Those who create the erroneous impression that the government would not be able to achieve the target of regular power supply in 12 months are just being mischievous. Already, the institutional framework for the actualization of the goal is in place. What is needed is the completion of works on the enabling infrastructure, which can be realized within the specified period with proper funding and supervision.
Let me, in conclusion, congratulate Ag. President Jonathan on the rare feat he achieved with his visit to the U.S. I wish him well as he grapples with the onerous task of taking Nigeria to the next height.
Journalists: Now an endangered species
I received the news of the murder of The Nation Newspaper's judiciary correspondent, Mr. Edo Sule-Ugbagwu, by unknown gunmen last Saturday right, in his residence at Egbeda, a Lagos suburb - a few kilometres away from where The Guardian Newspaper's Assistant Editor, Bayo Ohu, was killed in almost similar circumstance seven months ago. The death of Sule-Ugbagwu had all the trappings of a well-calculated and executed assassination, since no single item was removed from his house or his person.
It is no longer doubtful that some persons are against journalists and have decided to wipe them out in instalments. For how can one reconcile the precision and brutality with which the onslaught against journalists is being executed? Since the death of the fabled Dele Giwa on October 19, 1986, journalists have not been having it too easy. It has been one murder after another.
Of recent some famous journalists had met the same fate. In December 2006, the editorial board chairman of ThisDay Newspaper, Mr. Godwin Agbroko, was killed in cold blood by assassins. The death of Abayomi Ogundeji, member of the editorial board of the same ThisDay, took the same dimension when he was gunned down by unknown persons on August 17, 2008.
The most worrisome aspect of the whole situation is that these cold-blooded murders had gone without identifying or arresting the perpetrators. This has somewhat emboldened the men of the evil world to embark on a killing spree.
I recall, with deep pain, the death of Dele Giwa in hazy circumstances and the human loss the nation suffered as a result. Dele Giwa was a fine gentleman and one of the arrowheads of modern journalism in Nigeria. Newswatch, which he jointly founded with Ray Ekpu, Yakubu Mohammed and Dan Agbase, remains today the indestructible legacy for which his name will be remembered and immortalized by future generations of journalists.
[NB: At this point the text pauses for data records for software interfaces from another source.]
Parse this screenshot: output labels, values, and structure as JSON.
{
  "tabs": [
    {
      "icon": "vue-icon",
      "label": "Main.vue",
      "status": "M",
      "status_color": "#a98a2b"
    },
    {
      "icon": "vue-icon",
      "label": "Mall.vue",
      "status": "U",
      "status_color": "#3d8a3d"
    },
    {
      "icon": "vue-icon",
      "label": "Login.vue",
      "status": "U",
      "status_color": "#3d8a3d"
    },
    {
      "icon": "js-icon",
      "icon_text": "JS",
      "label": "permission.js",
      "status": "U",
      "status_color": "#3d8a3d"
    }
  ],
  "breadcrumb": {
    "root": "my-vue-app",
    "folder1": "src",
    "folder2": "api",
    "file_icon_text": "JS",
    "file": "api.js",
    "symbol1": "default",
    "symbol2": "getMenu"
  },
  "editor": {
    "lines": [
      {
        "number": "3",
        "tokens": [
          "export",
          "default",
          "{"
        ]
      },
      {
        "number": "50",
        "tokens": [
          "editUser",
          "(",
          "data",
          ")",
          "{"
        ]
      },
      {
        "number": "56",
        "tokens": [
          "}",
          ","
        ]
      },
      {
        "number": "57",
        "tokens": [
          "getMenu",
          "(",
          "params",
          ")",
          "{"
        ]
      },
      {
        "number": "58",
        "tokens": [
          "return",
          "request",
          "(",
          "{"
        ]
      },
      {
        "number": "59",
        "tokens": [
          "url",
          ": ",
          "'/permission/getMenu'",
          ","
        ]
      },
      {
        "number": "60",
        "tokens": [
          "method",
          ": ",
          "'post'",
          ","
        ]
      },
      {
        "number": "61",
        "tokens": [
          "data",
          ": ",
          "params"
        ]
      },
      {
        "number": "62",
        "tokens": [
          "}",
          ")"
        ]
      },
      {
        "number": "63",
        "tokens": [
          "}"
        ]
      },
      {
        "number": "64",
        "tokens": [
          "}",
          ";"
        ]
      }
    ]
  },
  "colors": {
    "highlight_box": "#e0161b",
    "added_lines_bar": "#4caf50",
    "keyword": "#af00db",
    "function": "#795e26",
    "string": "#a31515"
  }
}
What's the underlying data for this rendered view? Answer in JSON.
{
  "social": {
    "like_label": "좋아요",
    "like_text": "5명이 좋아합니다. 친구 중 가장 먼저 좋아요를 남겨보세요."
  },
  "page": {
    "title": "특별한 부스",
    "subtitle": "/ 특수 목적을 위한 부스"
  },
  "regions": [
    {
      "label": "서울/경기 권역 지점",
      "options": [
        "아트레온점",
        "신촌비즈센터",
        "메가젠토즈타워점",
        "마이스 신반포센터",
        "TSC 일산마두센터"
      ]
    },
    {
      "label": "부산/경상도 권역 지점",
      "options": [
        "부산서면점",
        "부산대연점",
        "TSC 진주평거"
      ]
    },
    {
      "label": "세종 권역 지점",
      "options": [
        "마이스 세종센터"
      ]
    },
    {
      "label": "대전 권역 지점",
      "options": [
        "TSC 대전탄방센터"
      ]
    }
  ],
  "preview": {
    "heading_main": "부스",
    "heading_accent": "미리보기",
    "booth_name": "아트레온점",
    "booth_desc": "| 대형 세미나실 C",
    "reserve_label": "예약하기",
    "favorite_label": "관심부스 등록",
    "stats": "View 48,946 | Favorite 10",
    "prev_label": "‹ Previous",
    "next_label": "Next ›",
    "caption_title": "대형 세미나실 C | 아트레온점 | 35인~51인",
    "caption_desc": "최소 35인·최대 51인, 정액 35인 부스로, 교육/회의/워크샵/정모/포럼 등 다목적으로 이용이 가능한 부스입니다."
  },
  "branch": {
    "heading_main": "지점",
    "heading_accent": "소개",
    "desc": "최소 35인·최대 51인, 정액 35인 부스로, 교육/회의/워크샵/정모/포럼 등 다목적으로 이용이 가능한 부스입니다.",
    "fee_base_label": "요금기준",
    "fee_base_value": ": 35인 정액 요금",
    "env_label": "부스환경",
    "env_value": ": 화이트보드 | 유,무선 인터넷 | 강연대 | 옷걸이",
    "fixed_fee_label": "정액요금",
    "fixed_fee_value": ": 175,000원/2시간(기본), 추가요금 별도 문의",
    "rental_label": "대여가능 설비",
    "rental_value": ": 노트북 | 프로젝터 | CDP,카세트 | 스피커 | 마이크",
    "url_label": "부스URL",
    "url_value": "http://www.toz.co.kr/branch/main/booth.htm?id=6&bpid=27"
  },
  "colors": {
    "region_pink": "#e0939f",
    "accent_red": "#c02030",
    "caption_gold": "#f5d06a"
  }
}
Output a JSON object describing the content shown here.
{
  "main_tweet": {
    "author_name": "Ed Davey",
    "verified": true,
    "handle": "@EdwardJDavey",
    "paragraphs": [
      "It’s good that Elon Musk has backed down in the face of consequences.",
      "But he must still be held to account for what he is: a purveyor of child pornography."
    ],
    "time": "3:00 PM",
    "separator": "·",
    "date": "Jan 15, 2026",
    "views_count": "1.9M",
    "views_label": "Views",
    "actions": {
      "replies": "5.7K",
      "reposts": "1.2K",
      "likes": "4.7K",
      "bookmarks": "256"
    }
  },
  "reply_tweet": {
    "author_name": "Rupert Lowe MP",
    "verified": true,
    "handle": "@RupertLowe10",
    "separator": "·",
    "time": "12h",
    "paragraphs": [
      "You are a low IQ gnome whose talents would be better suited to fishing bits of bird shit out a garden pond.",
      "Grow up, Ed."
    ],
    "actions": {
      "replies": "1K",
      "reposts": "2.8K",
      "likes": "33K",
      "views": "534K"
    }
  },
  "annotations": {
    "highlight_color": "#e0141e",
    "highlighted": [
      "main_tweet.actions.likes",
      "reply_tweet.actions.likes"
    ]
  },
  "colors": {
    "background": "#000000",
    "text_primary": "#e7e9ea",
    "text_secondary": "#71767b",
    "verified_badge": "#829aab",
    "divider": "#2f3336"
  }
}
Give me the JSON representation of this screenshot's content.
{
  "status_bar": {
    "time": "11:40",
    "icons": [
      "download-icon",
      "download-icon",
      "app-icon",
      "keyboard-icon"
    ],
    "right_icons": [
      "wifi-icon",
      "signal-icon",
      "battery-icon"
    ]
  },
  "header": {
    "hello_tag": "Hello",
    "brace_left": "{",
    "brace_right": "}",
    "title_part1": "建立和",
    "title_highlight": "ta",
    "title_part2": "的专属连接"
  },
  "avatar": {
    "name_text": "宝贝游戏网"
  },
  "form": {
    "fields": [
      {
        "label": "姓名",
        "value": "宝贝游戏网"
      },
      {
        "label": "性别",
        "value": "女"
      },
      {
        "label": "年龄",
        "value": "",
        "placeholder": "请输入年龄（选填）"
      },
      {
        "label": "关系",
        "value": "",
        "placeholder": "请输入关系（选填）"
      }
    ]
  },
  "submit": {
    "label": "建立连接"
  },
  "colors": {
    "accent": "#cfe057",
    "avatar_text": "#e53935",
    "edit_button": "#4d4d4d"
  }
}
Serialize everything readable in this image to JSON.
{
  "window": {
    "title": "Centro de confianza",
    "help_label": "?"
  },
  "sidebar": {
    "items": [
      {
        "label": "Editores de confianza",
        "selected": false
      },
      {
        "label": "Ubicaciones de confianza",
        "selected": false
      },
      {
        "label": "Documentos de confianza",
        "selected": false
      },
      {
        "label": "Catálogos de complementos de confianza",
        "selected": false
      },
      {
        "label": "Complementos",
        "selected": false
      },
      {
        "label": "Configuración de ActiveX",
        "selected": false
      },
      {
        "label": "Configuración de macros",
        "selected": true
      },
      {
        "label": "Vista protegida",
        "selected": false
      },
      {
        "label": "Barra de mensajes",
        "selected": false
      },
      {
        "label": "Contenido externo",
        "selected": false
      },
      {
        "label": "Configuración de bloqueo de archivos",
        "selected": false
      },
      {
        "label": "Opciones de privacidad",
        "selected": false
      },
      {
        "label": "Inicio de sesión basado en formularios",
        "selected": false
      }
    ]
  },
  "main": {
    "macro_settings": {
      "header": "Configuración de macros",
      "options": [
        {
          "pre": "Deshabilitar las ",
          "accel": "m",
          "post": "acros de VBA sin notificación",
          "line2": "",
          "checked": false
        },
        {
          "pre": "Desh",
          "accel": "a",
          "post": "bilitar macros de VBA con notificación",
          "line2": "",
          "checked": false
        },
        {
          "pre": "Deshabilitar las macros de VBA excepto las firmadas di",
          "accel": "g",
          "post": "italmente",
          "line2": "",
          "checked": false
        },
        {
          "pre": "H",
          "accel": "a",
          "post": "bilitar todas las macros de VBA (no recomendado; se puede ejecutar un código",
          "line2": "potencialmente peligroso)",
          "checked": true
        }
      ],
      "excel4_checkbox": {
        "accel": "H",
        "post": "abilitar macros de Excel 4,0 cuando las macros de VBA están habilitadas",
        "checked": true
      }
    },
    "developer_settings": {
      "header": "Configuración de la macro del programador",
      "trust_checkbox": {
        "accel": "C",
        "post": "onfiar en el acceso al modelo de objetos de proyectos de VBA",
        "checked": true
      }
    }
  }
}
Those who carry out these dastardly acts should have a re-think and realise that those they had killed did not pose any threat to their existence or those of their sponsors (as the case may be).
Journalists are just ordinary and innocuous men and women eking a living from writing to create awareness and propel humanity to be conscious of their responsibilities towards one another. Killing them will not dissuade them from fighting the ills that retard our growth and development as a nation.